The Lamento d’Arianna, considered by Monteverdi’s contemporaries to be “the most beautiful composition which was even written in our time”, is the only precious gem which has survived from the great composer’s lost opera Arianna. Based on a libretto by the Florentine poet Ottavio Rinuccini, Arianna was composed in a mere two months to be performed in Mantua in May 1608 for the wedding of the prince Francesco Gonzaga to Margherita of Savoy. Monteverdi masterfully exploits the varying levels of expressive intensity inherent in the diverse degrees of the D mode, and he confers upon each phrase the most suitable harmonic colour in accordance with the fundamental concept that “speech must be the mistress of harmony rather than her servant”. Also, the progressive raising by step of the harmony creates the effect of rising tension, as does the use of certain unusual intervals in the vocal part. The Lamento d’Arianna, with its perfect form of alternating slow and rapid declamation and recurring melodic elements, became the model for dozens of secular and sacred laments throughout the seventeenth century.
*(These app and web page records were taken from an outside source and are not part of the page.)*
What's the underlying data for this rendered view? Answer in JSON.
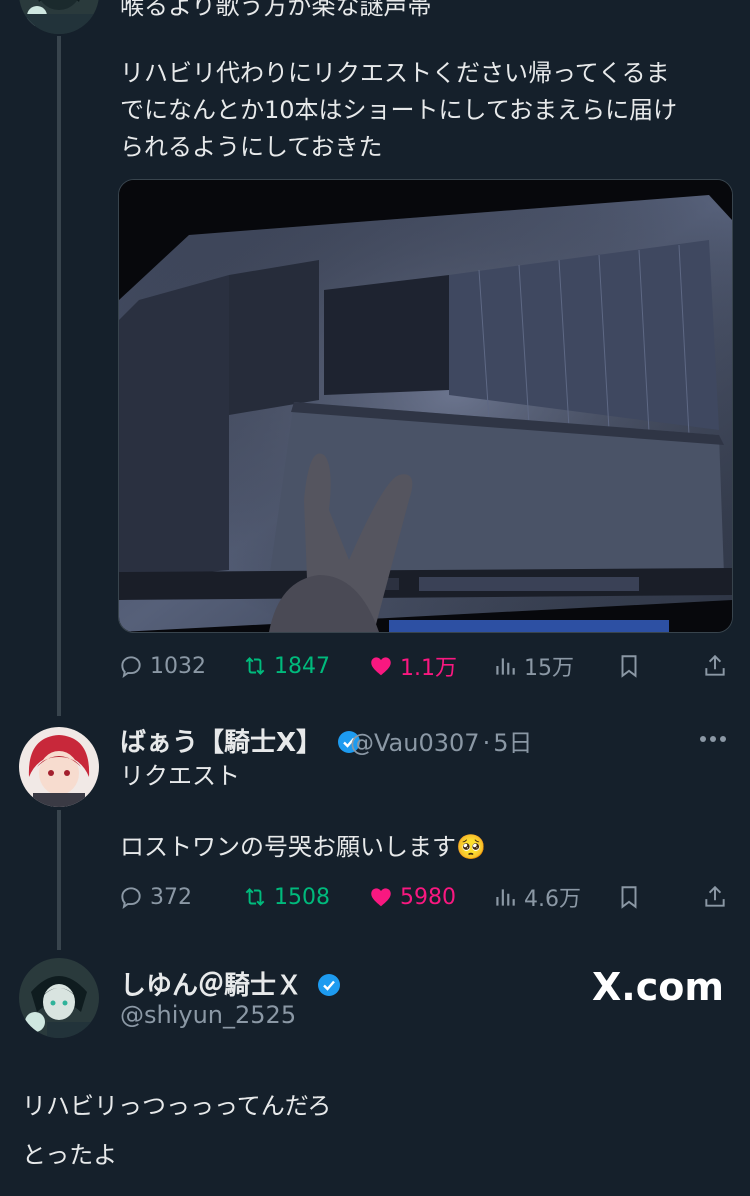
{
  "post1": {
    "text_top": "喉るより歌う方が楽な謎声帯",
    "text_lines": [
      "リハビリ代わりにリクエストください帰ってくるま",
      "でになんとか10本はショートにしておまえらに届け",
      "られるようにしておきた"
    ],
    "media_alt": "DAW screen with peace sign",
    "stats": {
      "replies": "1032",
      "retweets": "1847",
      "likes": "1.1万",
      "views": "15万"
    }
  },
  "reply": {
    "name": "ばぁう【騎士X】",
    "handle": "@Vau0307",
    "separator": "·",
    "time": "5日",
    "line1": "リクエスト",
    "line2": "ロストワンの号哭お願いします🥺",
    "stats": {
      "replies": "372",
      "retweets": "1508",
      "likes": "5980",
      "views": "4.6万"
    }
  },
  "quote": {
    "name": "しゆん＠騎士Ｘ",
    "handle": "@shiyun_2525",
    "brand": "X.com",
    "line1": "リハビリっつっっってんだろ",
    "line2": "とったよ"
  },
  "colors": {
    "background": "#15202b",
    "muted": "#8b98a5",
    "retweet": "#00ba7c",
    "like": "#f91880",
    "verified": "#1d9bf0"
  },
  "icons": [
    "reply-icon",
    "retweet-icon",
    "heart-icon",
    "views-icon",
    "bookmark-icon",
    "share-icon",
    "more-icon",
    "verified-icon"
  ]
}
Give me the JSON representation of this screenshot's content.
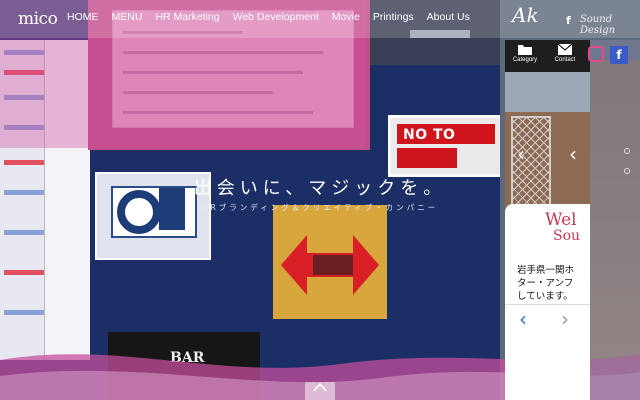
{
  "header": {
    "logo": "mico",
    "nav": [
      "HOME",
      "MENU",
      "HR Marketing",
      "Web Development",
      "Movie",
      "Printings",
      "About Us"
    ],
    "brand": "Ak",
    "brand_sub": "Sound Design"
  },
  "hero": {
    "tagline": "出会いに、マジックを。",
    "subline": "HRブランディング＆クリエイティブ・カンパニー"
  },
  "collage": {
    "sign_text": "NO TO WAR",
    "bar_text": "BAR"
  },
  "phone": {
    "nav": [
      {
        "label": "Category",
        "icon": "folder-icon"
      },
      {
        "label": "Contact",
        "icon": "mail-icon"
      }
    ],
    "welcome": "Wel",
    "sound": "Sou",
    "jp_text": "岩手県一関ホ\nター・アンフ\nしています。"
  },
  "colors": {
    "accent_pink": "#c23b52",
    "facebook": "#3b5bc9",
    "instagram": "#e24a8a",
    "navy": "#1b2e66"
  }
}
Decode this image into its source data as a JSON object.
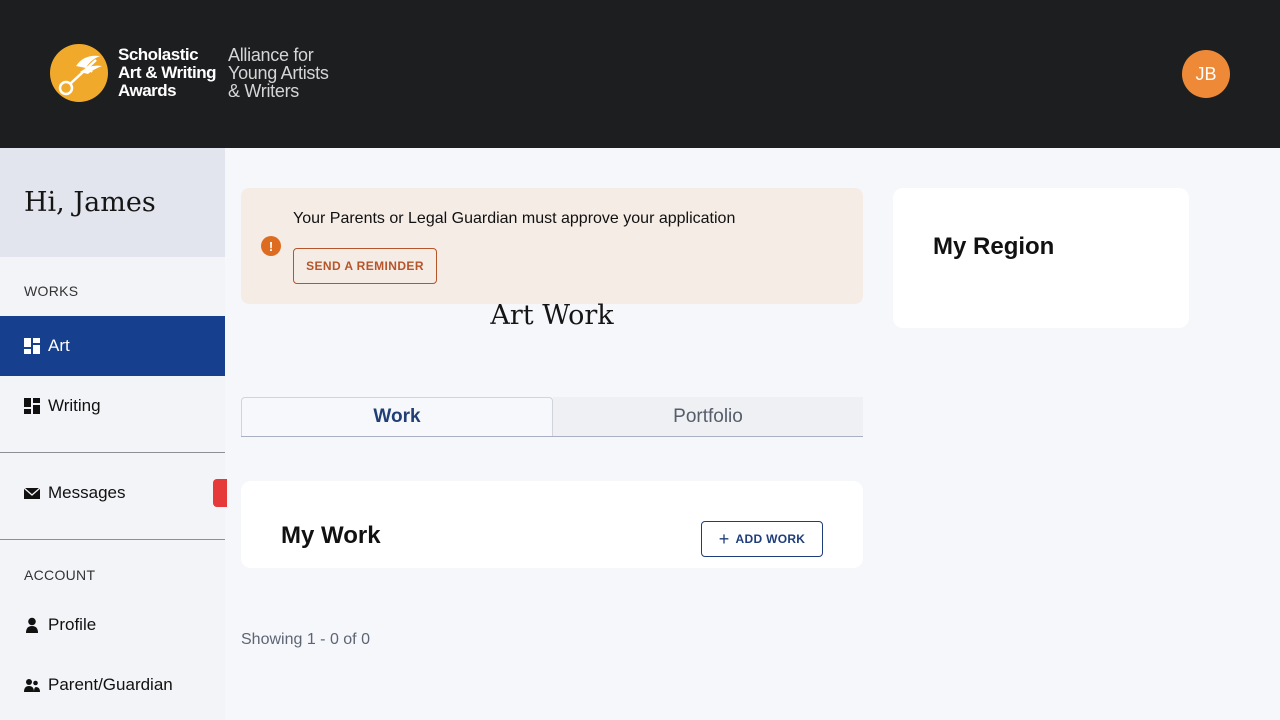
{
  "header": {
    "logo_lines": [
      "Scholastic",
      "Art & Writing",
      "Awards"
    ],
    "logo_sub_lines": [
      "Alliance for",
      "Young Artists",
      "& Writers"
    ],
    "avatar_initials": "JB",
    "brand_color": "#f1a92c"
  },
  "sidebar": {
    "greeting": "Hi, James",
    "works_label": "WORKS",
    "items": [
      {
        "label": "Art",
        "icon": "dashboard-icon",
        "active": true
      },
      {
        "label": "Writing",
        "icon": "dashboard-icon",
        "active": false
      },
      {
        "label": "Messages",
        "icon": "envelope-icon",
        "active": false
      },
      {
        "label": "Profile",
        "icon": "user-icon",
        "active": false
      },
      {
        "label": "Parent/Guardian",
        "icon": "users-icon",
        "active": false
      }
    ],
    "account_label": "ACCOUNT",
    "active_color": "#163f8e"
  },
  "alert": {
    "message": "Your Parents or Legal Guardian must approve your application",
    "button_label": "SEND A REMINDER"
  },
  "main": {
    "page_title": "Art Work",
    "tabs": [
      {
        "label": "Work",
        "active": true
      },
      {
        "label": "Portfolio",
        "active": false
      }
    ],
    "my_work_title": "My Work",
    "add_work_label": "ADD WORK",
    "showing_text": "Showing 1 - 0 of 0"
  },
  "region": {
    "title": "My Region"
  }
}
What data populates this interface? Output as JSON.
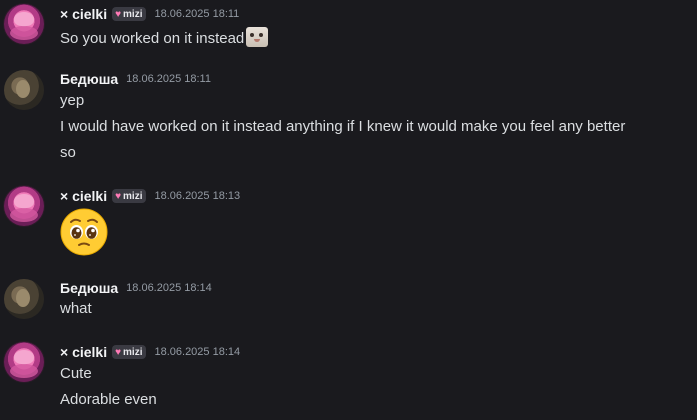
{
  "messages": [
    {
      "author": "× cielki",
      "badge": "mizi",
      "timestamp": "18.06.2025 18:11",
      "lines": [
        "So you worked on it instead"
      ],
      "inline_emote_icon": "cat-emote-icon"
    },
    {
      "author": "Бедюша",
      "timestamp": "18.06.2025 18:11",
      "lines": [
        "yep",
        "I would have worked on it instead anything if I knew it would make you feel any better",
        "so"
      ]
    },
    {
      "author": "× cielki",
      "badge": "mizi",
      "timestamp": "18.06.2025 18:13",
      "emoji_icon": "pleading-face-emoji"
    },
    {
      "author": "Бедюша",
      "timestamp": "18.06.2025 18:14",
      "lines": [
        "what"
      ]
    },
    {
      "author": "× cielki",
      "badge": "mizi",
      "timestamp": "18.06.2025 18:14",
      "lines": [
        "Cute",
        "Adorable even"
      ]
    }
  ],
  "colors": {
    "background": "#1a1a1e",
    "text": "#dbdee1",
    "username": "#f2f3f5",
    "timestamp": "#949ba4",
    "badge_bg": "#3a3a42",
    "badge_heart": "#ff7ab6"
  }
}
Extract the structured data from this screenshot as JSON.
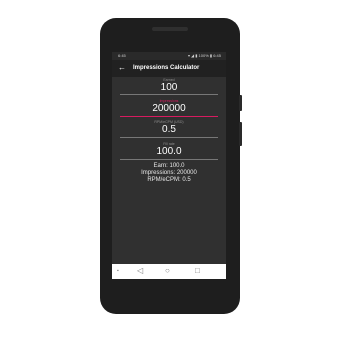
{
  "status_bar": {
    "time": "6:45",
    "icons": "▾ ◢ ▮ 100% ▮ 6:45"
  },
  "app_bar": {
    "back_icon": "←",
    "title": "Impressions Calculator"
  },
  "fields": [
    {
      "label": "Earned",
      "value": "100"
    },
    {
      "label": "Impressions",
      "value": "200000"
    },
    {
      "label": "RPM/eCPM (USD)",
      "value": "0.5"
    },
    {
      "label": "Fill rate",
      "value": "100.0"
    }
  ],
  "results": {
    "earn": "Earn: 100.0",
    "impressions": "Impressions: 200000",
    "rpm": "RPM/eCPM: 0.5"
  },
  "nav_bar": {
    "menu_icon": "▪",
    "back_icon": "◁",
    "home_icon": "○",
    "recents_icon": "□"
  },
  "colors": {
    "accent": "#d81b60",
    "screen_bg": "#303030",
    "appbar_bg": "#212121"
  }
}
Leaping ahead almost thirty years, Monteverdi published his “Scherzi musicali, cioè arie et madrigali in stil recitativo con una ciaccona” in Venice in 1632. By this time, the composer has acquired a variety of experiences in the field of opera and the stile rappresentativo, as well as in that of the madrigal for one and two voices.